WHAT TO PRODUCE: Below is a block of records; repeat each one exactly.

BEGIN INFORMATION PROVIDED

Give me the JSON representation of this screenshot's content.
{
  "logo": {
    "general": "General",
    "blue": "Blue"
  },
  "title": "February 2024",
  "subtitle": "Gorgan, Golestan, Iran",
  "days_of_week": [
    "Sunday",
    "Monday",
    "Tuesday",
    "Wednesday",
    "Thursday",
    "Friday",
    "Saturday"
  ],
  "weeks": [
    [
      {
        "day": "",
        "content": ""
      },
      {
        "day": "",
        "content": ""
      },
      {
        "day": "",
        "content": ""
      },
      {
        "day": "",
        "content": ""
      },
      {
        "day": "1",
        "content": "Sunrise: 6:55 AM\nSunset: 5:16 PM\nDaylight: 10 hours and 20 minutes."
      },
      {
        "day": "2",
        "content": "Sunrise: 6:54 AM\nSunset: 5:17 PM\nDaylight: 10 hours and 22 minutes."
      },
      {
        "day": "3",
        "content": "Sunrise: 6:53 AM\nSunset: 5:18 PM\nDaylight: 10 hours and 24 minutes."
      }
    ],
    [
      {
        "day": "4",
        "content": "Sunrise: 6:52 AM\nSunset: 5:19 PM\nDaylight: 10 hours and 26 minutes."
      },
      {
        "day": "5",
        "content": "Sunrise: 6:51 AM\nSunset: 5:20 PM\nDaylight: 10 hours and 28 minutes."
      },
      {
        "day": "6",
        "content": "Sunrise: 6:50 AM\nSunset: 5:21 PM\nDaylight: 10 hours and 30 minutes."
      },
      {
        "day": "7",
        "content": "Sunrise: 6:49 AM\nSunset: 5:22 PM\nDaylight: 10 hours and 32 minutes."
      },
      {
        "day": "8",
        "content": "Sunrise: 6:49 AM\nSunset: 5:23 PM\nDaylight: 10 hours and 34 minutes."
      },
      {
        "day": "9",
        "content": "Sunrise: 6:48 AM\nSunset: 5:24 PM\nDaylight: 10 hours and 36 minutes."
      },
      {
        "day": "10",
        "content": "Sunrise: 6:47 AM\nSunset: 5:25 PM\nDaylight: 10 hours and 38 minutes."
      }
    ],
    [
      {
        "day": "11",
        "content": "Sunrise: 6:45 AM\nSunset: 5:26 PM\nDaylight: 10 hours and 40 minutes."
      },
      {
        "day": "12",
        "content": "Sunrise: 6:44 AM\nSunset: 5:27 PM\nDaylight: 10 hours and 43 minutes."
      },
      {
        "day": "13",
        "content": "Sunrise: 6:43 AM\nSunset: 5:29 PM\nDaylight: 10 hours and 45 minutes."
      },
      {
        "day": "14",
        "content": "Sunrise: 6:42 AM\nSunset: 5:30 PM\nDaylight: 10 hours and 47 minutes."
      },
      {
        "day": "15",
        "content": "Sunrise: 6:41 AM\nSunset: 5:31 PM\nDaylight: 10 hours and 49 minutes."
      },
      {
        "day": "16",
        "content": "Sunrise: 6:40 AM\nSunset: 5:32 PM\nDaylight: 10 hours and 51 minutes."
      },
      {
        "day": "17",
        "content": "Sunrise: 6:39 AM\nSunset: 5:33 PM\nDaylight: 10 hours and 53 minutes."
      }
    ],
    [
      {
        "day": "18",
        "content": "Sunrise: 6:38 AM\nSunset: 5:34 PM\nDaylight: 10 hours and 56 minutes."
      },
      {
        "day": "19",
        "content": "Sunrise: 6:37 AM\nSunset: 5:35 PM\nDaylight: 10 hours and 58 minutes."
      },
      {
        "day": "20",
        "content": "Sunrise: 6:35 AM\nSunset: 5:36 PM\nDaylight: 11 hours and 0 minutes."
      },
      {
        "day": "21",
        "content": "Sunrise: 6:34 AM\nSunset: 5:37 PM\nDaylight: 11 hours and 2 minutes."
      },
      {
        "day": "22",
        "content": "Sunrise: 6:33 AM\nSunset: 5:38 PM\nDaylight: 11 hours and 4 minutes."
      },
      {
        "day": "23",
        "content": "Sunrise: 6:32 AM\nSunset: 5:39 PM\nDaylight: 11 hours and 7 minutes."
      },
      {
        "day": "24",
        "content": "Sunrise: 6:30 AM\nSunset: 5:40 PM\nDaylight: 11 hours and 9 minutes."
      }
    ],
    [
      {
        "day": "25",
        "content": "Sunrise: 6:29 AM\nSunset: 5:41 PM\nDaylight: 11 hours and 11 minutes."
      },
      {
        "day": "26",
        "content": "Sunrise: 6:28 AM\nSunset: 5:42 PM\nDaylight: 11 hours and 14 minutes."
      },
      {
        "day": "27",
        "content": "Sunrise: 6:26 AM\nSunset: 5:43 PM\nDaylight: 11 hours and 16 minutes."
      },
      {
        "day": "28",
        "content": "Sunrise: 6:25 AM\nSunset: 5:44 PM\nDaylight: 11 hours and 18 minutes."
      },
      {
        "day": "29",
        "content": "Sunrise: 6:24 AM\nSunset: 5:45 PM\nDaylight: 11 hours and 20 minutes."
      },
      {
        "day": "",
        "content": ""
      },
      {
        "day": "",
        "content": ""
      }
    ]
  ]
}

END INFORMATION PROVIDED

EXERCISE OUTPUT:
Give me the JSON representation of this screenshot's content.
{
  "logo": {
    "general": "General",
    "blue": "Blue"
  },
  "title": "February 2024",
  "subtitle": "Gorgan, Golestan, Iran",
  "days_of_week": [
    "Sunday",
    "Monday",
    "Tuesday",
    "Wednesday",
    "Thursday",
    "Friday",
    "Saturday"
  ],
  "weeks": [
    [
      {
        "day": "",
        "content": ""
      },
      {
        "day": "",
        "content": ""
      },
      {
        "day": "",
        "content": ""
      },
      {
        "day": "",
        "content": ""
      },
      {
        "day": "1",
        "content": "Sunrise: 6:55 AM\nSunset: 5:16 PM\nDaylight: 10 hours and 20 minutes."
      },
      {
        "day": "2",
        "content": "Sunrise: 6:54 AM\nSunset: 5:17 PM\nDaylight: 10 hours and 22 minutes."
      },
      {
        "day": "3",
        "content": "Sunrise: 6:53 AM\nSunset: 5:18 PM\nDaylight: 10 hours and 24 minutes."
      }
    ],
    [
      {
        "day": "4",
        "content": "Sunrise: 6:52 AM\nSunset: 5:19 PM\nDaylight: 10 hours and 26 minutes."
      },
      {
        "day": "5",
        "content": "Sunrise: 6:51 AM\nSunset: 5:20 PM\nDaylight: 10 hours and 28 minutes."
      },
      {
        "day": "6",
        "content": "Sunrise: 6:50 AM\nSunset: 5:21 PM\nDaylight: 10 hours and 30 minutes."
      },
      {
        "day": "7",
        "content": "Sunrise: 6:49 AM\nSunset: 5:22 PM\nDaylight: 10 hours and 32 minutes."
      },
      {
        "day": "8",
        "content": "Sunrise: 6:49 AM\nSunset: 5:23 PM\nDaylight: 10 hours and 34 minutes."
      },
      {
        "day": "9",
        "content": "Sunrise: 6:48 AM\nSunset: 5:24 PM\nDaylight: 10 hours and 36 minutes."
      },
      {
        "day": "10",
        "content": "Sunrise: 6:47 AM\nSunset: 5:25 PM\nDaylight: 10 hours and 38 minutes."
      }
    ],
    [
      {
        "day": "11",
        "content": "Sunrise: 6:45 AM\nSunset: 5:26 PM\nDaylight: 10 hours and 40 minutes."
      },
      {
        "day": "12",
        "content": "Sunrise: 6:44 AM\nSunset: 5:27 PM\nDaylight: 10 hours and 43 minutes."
      },
      {
        "day": "13",
        "content": "Sunrise: 6:43 AM\nSunset: 5:29 PM\nDaylight: 10 hours and 45 minutes."
      },
      {
        "day": "14",
        "content": "Sunrise: 6:42 AM\nSunset: 5:30 PM\nDaylight: 10 hours and 47 minutes."
      },
      {
        "day": "15",
        "content": "Sunrise: 6:41 AM\nSunset: 5:31 PM\nDaylight: 10 hours and 49 minutes."
      },
      {
        "day": "16",
        "content": "Sunrise: 6:40 AM\nSunset: 5:32 PM\nDaylight: 10 hours and 51 minutes."
      },
      {
        "day": "17",
        "content": "Sunrise: 6:39 AM\nSunset: 5:33 PM\nDaylight: 10 hours and 53 minutes."
      }
    ],
    [
      {
        "day": "18",
        "content": "Sunrise: 6:38 AM\nSunset: 5:34 PM\nDaylight: 10 hours and 56 minutes."
      },
      {
        "day": "19",
        "content": "Sunrise: 6:37 AM\nSunset: 5:35 PM\nDaylight: 10 hours and 58 minutes."
      },
      {
        "day": "20",
        "content": "Sunrise: 6:35 AM\nSunset: 5:36 PM\nDaylight: 11 hours and 0 minutes."
      },
      {
        "day": "21",
        "content": "Sunrise: 6:34 AM\nSunset: 5:37 PM\nDaylight: 11 hours and 2 minutes."
      },
      {
        "day": "22",
        "content": "Sunrise: 6:33 AM\nSunset: 5:38 PM\nDaylight: 11 hours and 4 minutes."
      },
      {
        "day": "23",
        "content": "Sunrise: 6:32 AM\nSunset: 5:39 PM\nDaylight: 11 hours and 7 minutes."
      },
      {
        "day": "24",
        "content": "Sunrise: 6:30 AM\nSunset: 5:40 PM\nDaylight: 11 hours and 9 minutes."
      }
    ],
    [
      {
        "day": "25",
        "content": "Sunrise: 6:29 AM\nSunset: 5:41 PM\nDaylight: 11 hours and 11 minutes."
      },
      {
        "day": "26",
        "content": "Sunrise: 6:28 AM\nSunset: 5:42 PM\nDaylight: 11 hours and 14 minutes."
      },
      {
        "day": "27",
        "content": "Sunrise: 6:26 AM\nSunset: 5:43 PM\nDaylight: 11 hours and 16 minutes."
      },
      {
        "day": "28",
        "content": "Sunrise: 6:25 AM\nSunset: 5:44 PM\nDaylight: 11 hours and 18 minutes."
      },
      {
        "day": "29",
        "content": "Sunrise: 6:24 AM\nSunset: 5:45 PM\nDaylight: 11 hours and 20 minutes."
      },
      {
        "day": "",
        "content": ""
      },
      {
        "day": "",
        "content": ""
      }
    ]
  ]
}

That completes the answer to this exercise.